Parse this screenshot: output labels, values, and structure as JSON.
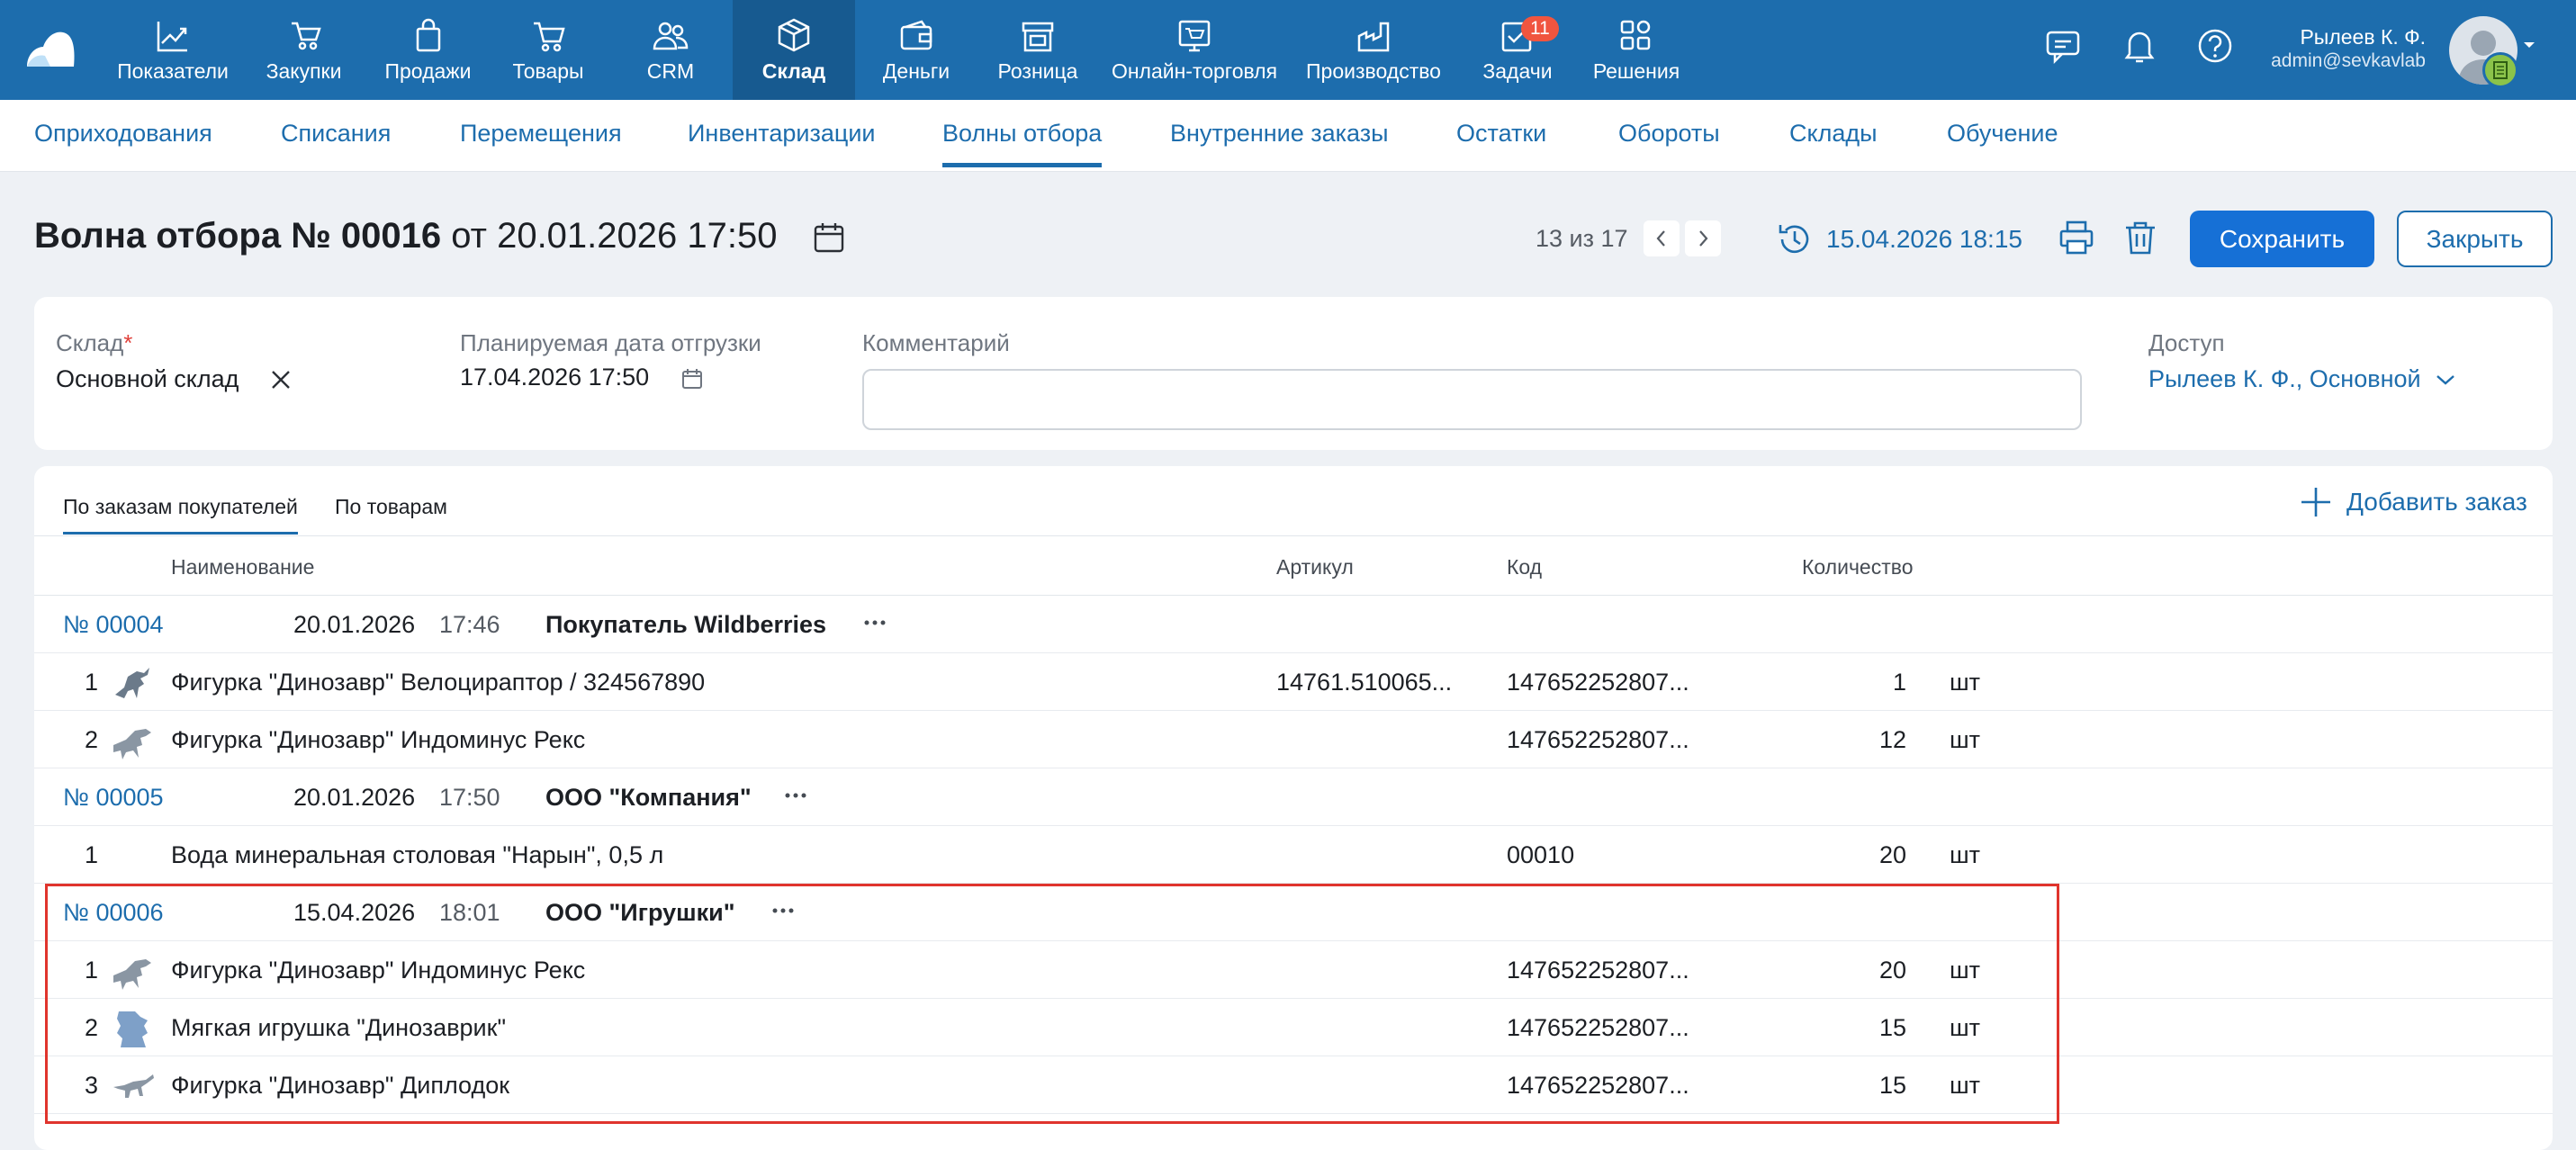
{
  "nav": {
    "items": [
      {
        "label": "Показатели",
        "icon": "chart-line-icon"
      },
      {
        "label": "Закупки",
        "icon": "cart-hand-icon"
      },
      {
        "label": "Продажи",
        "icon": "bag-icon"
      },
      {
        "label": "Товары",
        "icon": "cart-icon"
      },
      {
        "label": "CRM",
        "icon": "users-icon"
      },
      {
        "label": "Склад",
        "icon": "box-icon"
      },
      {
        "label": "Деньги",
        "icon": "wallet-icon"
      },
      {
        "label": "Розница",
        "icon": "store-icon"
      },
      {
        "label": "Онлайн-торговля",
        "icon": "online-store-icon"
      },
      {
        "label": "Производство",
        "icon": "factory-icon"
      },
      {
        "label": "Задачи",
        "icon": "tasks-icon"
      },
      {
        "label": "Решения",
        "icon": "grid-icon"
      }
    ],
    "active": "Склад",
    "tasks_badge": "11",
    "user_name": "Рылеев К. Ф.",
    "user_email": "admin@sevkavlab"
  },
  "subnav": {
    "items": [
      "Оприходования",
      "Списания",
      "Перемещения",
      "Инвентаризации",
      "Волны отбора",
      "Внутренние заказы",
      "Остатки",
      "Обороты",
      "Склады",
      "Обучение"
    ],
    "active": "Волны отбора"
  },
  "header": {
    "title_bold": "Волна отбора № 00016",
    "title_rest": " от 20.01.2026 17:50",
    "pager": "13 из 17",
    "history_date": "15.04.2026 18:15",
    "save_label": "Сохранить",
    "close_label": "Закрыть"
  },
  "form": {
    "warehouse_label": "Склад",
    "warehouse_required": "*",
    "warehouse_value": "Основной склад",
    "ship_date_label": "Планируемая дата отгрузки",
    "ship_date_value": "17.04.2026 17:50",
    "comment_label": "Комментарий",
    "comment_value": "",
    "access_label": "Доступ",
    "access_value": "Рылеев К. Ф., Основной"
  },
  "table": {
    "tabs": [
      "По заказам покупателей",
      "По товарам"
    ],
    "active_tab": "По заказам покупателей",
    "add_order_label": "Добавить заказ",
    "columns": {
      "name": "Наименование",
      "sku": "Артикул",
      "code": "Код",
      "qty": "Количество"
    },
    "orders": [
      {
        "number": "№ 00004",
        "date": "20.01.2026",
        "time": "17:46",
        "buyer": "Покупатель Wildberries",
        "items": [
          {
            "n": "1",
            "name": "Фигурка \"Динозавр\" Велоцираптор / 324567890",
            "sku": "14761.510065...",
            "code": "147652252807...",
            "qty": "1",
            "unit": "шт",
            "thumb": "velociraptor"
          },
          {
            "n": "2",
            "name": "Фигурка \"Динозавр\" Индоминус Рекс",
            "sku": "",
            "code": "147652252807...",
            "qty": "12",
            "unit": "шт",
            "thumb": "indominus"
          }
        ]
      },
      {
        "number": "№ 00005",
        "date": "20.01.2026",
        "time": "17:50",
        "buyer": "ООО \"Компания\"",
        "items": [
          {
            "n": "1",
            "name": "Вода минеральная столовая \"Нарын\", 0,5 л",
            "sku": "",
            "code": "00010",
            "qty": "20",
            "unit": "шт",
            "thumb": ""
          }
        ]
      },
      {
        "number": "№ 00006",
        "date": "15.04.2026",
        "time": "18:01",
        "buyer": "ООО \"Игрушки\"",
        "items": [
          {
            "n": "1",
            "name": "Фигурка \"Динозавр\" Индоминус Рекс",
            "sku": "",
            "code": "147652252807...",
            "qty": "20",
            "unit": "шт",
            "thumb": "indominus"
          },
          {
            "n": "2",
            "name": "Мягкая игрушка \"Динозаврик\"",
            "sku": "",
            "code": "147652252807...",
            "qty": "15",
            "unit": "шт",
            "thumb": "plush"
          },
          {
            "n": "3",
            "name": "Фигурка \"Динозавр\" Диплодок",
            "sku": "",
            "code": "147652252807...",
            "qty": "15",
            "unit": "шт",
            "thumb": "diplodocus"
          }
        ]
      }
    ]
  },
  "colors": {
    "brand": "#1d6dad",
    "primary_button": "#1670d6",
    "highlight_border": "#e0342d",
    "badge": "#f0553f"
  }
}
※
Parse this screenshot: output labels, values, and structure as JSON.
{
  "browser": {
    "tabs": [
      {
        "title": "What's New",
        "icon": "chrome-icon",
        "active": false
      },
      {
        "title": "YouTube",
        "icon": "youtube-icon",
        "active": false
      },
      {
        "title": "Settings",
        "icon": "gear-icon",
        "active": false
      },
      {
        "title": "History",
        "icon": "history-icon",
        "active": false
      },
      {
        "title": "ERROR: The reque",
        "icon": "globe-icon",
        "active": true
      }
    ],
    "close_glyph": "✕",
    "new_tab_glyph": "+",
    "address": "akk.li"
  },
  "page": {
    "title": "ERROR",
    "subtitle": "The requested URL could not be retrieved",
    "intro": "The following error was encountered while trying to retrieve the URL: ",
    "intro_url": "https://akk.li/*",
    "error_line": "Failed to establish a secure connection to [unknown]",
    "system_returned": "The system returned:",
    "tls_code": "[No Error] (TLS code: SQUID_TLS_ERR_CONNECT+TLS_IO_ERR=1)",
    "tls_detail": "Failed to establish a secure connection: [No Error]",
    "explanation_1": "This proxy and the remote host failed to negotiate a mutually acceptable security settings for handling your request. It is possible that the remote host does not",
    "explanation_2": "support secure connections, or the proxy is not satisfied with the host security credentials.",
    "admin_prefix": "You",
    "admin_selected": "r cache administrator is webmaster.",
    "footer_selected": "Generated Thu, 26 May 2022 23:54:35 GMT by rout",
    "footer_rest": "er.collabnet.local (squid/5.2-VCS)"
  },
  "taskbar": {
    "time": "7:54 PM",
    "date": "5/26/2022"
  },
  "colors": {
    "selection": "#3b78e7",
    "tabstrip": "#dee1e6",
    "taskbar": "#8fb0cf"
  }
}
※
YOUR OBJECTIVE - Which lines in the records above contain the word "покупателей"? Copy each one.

SOLUTION FOR THIS PROBLEM -
      "По заказам покупателей",
    "active_tab": "По заказам покупателей",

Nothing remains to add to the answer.